■ **Task description**:
Search the records below for "type" and copy every line it turns up in.

[Element data from apps and pages]
BEGIN

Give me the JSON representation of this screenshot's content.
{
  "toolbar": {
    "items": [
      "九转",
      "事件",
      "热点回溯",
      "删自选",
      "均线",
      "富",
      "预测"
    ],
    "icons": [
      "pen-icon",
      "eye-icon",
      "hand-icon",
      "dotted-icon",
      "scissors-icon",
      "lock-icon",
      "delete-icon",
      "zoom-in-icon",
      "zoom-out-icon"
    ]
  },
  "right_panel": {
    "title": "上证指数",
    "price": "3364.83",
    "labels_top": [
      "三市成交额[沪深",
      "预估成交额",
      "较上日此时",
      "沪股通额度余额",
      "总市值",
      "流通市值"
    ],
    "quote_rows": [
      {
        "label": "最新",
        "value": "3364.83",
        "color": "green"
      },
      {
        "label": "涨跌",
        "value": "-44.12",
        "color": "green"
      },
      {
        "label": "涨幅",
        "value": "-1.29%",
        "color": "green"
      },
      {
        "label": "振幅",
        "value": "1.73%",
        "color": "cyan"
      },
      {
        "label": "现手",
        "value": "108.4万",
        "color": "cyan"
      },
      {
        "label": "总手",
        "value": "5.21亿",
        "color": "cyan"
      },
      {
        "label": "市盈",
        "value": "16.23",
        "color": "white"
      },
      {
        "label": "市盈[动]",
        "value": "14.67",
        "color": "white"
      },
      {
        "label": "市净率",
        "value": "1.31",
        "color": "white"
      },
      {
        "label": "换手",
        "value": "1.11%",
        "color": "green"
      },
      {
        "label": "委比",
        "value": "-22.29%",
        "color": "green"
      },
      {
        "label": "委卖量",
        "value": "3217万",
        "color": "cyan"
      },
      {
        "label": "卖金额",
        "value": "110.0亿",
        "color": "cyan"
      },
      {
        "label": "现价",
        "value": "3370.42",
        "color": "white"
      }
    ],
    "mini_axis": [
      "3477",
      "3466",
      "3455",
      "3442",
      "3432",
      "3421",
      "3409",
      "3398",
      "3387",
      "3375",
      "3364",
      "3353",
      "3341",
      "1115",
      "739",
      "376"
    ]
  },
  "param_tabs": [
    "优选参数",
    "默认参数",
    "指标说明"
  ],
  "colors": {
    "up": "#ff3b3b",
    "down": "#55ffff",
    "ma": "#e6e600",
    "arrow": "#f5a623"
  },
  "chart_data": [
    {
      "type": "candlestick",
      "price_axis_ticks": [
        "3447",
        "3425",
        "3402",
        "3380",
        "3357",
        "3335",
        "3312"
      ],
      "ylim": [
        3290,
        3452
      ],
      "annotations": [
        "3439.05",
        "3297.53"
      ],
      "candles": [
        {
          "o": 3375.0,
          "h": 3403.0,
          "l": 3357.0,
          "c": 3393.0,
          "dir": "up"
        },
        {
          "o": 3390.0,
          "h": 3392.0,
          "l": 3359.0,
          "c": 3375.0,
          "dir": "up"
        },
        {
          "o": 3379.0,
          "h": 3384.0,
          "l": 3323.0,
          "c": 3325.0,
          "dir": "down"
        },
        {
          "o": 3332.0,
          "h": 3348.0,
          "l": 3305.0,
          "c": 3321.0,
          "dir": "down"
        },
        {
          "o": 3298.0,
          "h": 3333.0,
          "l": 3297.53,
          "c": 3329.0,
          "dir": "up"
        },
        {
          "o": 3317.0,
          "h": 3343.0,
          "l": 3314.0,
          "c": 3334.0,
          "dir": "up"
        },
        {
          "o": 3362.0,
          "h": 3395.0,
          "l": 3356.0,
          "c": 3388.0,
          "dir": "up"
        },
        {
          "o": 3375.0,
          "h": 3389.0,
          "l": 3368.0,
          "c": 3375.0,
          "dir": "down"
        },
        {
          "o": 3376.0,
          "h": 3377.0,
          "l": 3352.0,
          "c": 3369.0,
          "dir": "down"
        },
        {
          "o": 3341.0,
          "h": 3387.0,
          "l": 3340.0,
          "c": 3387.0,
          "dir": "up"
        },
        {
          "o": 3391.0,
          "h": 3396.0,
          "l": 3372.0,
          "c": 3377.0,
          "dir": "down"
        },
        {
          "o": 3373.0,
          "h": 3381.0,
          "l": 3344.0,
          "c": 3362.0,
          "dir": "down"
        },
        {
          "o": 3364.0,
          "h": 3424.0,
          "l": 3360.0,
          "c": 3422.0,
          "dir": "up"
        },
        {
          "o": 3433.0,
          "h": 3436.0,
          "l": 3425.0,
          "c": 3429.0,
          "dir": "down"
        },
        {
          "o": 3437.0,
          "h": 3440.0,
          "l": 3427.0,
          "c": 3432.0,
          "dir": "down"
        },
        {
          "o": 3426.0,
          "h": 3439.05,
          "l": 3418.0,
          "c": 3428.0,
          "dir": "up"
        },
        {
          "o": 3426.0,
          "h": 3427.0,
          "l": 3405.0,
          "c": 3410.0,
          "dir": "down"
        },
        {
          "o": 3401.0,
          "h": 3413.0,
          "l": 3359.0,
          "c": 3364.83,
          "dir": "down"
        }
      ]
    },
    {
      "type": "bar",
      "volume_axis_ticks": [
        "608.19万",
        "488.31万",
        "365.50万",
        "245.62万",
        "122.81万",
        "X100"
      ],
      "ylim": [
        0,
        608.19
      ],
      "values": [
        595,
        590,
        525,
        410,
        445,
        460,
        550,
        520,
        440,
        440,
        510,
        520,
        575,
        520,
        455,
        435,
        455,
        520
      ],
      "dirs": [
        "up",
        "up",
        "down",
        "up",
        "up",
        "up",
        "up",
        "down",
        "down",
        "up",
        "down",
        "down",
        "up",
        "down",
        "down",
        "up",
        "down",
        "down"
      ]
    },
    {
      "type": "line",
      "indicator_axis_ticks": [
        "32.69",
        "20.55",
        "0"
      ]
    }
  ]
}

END

■ **Expected answer**:
      "type": "candlestick",
      "type": "bar",
      "type": "line",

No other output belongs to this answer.